» What the exercise asks
Extract each line of the records below that contains the word "History".

++++ Input records

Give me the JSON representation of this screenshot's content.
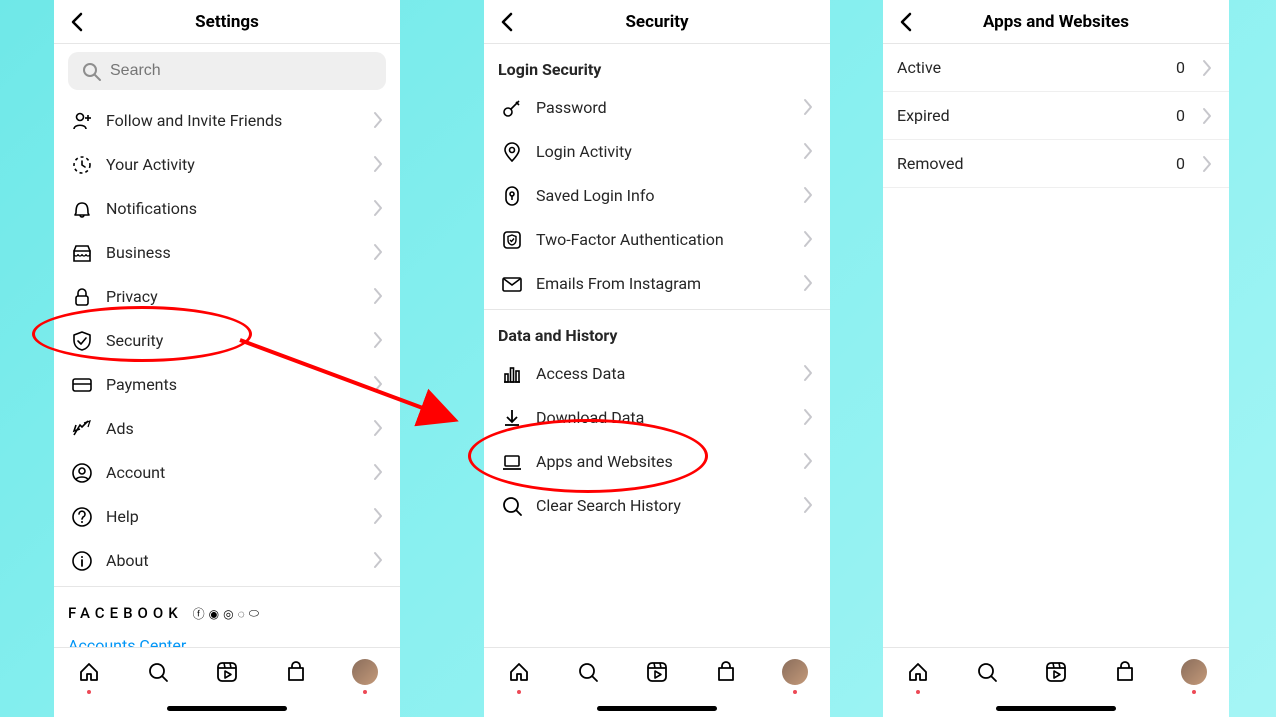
{
  "screens": {
    "settings": {
      "title": "Settings",
      "search_placeholder": "Search",
      "items": [
        {
          "icon": "invite",
          "label": "Follow and Invite Friends"
        },
        {
          "icon": "activity",
          "label": "Your Activity"
        },
        {
          "icon": "bell",
          "label": "Notifications"
        },
        {
          "icon": "business",
          "label": "Business"
        },
        {
          "icon": "lock",
          "label": "Privacy"
        },
        {
          "icon": "shield",
          "label": "Security"
        },
        {
          "icon": "payments",
          "label": "Payments"
        },
        {
          "icon": "ads",
          "label": "Ads"
        },
        {
          "icon": "account",
          "label": "Account"
        },
        {
          "icon": "help",
          "label": "Help"
        },
        {
          "icon": "about",
          "label": "About"
        }
      ],
      "facebook_label": "FACEBOOK",
      "accounts_center": "Accounts Center"
    },
    "security": {
      "title": "Security",
      "section1": "Login Security",
      "items1": [
        {
          "icon": "key",
          "label": "Password"
        },
        {
          "icon": "pin",
          "label": "Login Activity"
        },
        {
          "icon": "keyhole",
          "label": "Saved Login Info"
        },
        {
          "icon": "twofa",
          "label": "Two-Factor Authentication"
        },
        {
          "icon": "mail",
          "label": "Emails From Instagram"
        }
      ],
      "section2": "Data and History",
      "items2": [
        {
          "icon": "bars",
          "label": "Access Data"
        },
        {
          "icon": "download",
          "label": "Download Data"
        },
        {
          "icon": "laptop",
          "label": "Apps and Websites"
        },
        {
          "icon": "searchclear",
          "label": "Clear Search History"
        }
      ]
    },
    "apps": {
      "title": "Apps and Websites",
      "rows": [
        {
          "label": "Active",
          "count": "0"
        },
        {
          "label": "Expired",
          "count": "0"
        },
        {
          "label": "Removed",
          "count": "0"
        }
      ]
    }
  }
}
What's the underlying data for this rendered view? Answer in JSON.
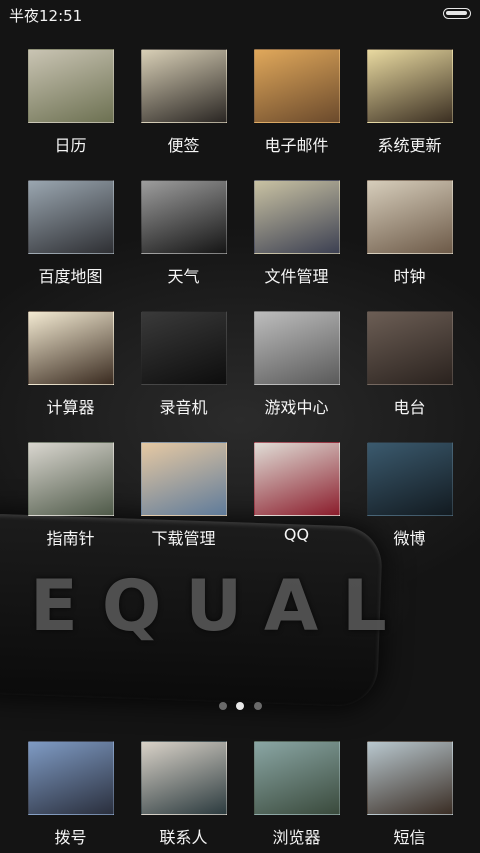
{
  "status_bar": {
    "time": "半夜12:51",
    "battery_icon": "battery-full-icon"
  },
  "apps": [
    {
      "label": "日历",
      "thumb": [
        "#c9c4b3",
        "#6d7152"
      ]
    },
    {
      "label": "便签",
      "thumb": [
        "#d8cfb6",
        "#2a2623"
      ]
    },
    {
      "label": "电子邮件",
      "thumb": [
        "#e0a85b",
        "#6b4a2c"
      ]
    },
    {
      "label": "系统更新",
      "thumb": [
        "#e8d9a0",
        "#3b2f22"
      ]
    },
    {
      "label": "百度地图",
      "thumb": [
        "#9aa6b0",
        "#2e2f33"
      ]
    },
    {
      "label": "天气",
      "thumb": [
        "#9d9d9d",
        "#151515"
      ]
    },
    {
      "label": "文件管理",
      "thumb": [
        "#c9c2a3",
        "#3c4052"
      ]
    },
    {
      "label": "时钟",
      "thumb": [
        "#d6cdbb",
        "#6d5a48"
      ]
    },
    {
      "label": "计算器",
      "thumb": [
        "#f3ead2",
        "#3a2b20"
      ]
    },
    {
      "label": "录音机",
      "thumb": [
        "#3a3a3a",
        "#0d0d0d"
      ]
    },
    {
      "label": "游戏中心",
      "thumb": [
        "#bdbdbd",
        "#5a5a5a"
      ]
    },
    {
      "label": "电台",
      "thumb": [
        "#6c5e55",
        "#2a221e"
      ]
    },
    {
      "label": "指南针",
      "thumb": [
        "#d9d6cf",
        "#4f5a49"
      ]
    },
    {
      "label": "下载管理",
      "thumb": [
        "#e6c9a3",
        "#5f7b9a"
      ]
    },
    {
      "label": "QQ",
      "thumb": [
        "#e0ddd6",
        "#8b1d2c"
      ]
    },
    {
      "label": "微博",
      "thumb": [
        "#3b5a6e",
        "#121a20"
      ]
    }
  ],
  "page_indicator": {
    "count": 3,
    "active_index": 1
  },
  "dock": [
    {
      "label": "拨号",
      "thumb": [
        "#7f9bc4",
        "#2a2f3d"
      ]
    },
    {
      "label": "联系人",
      "thumb": [
        "#d9d2c8",
        "#2c3b3f"
      ]
    },
    {
      "label": "浏览器",
      "thumb": [
        "#8aa6a4",
        "#3a4a3c"
      ]
    },
    {
      "label": "短信",
      "thumb": [
        "#b9c8cf",
        "#3a2d24"
      ]
    }
  ],
  "wallpaper_text": "EQUAL"
}
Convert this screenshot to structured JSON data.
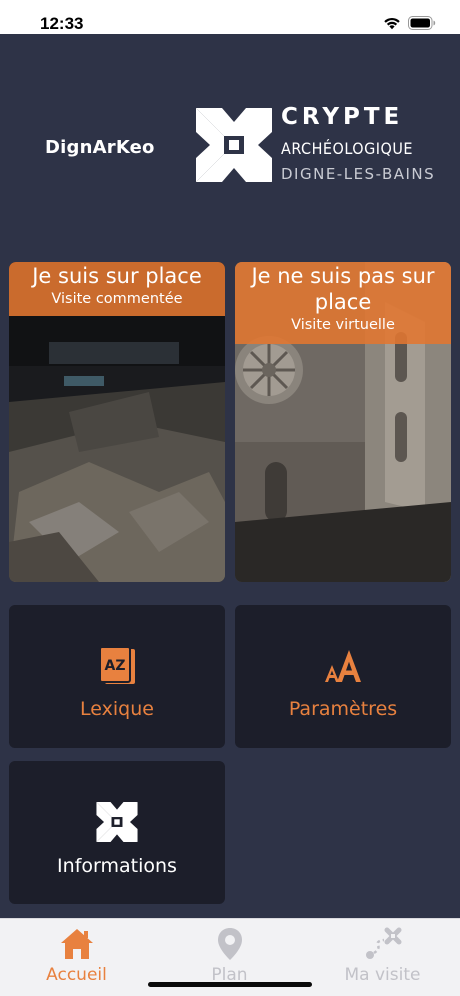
{
  "status_bar": {
    "time": "12:33",
    "icons": [
      "wifi-icon",
      "battery-icon"
    ]
  },
  "header": {
    "brand": "DignArKeo",
    "logo_title": "CRYPTE",
    "logo_subtitle": "ARCHÉOLOGIQUE",
    "logo_city": "DIGNE-LES-BAINS"
  },
  "cards": {
    "onsite": {
      "title": "Je suis sur place",
      "subtitle": "Visite commentée"
    },
    "virtual": {
      "title": "Je ne suis pas sur place",
      "subtitle": "Visite virtuelle"
    }
  },
  "tiles": {
    "lexique": {
      "label": "Lexique",
      "icon_text": "AZ",
      "icon": "dictionary-icon"
    },
    "parametres": {
      "label": "Paramètres",
      "icon": "font-size-icon"
    },
    "informations": {
      "label": "Informations",
      "icon": "crypte-logo-icon"
    }
  },
  "tab_bar": {
    "tabs": [
      {
        "label": "Accueil",
        "icon": "home-icon",
        "active": true
      },
      {
        "label": "Plan",
        "icon": "map-pin-icon",
        "active": false
      },
      {
        "label": "Ma visite",
        "icon": "route-icon",
        "active": false
      }
    ]
  },
  "colors": {
    "accent": "#e8813f",
    "background": "#2e3347",
    "tile": "#1c1e2a",
    "tab_inactive": "#c2c2c8"
  }
}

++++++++

» Task solution
      "section2": "Data and History",
          "label": "Clear Search History"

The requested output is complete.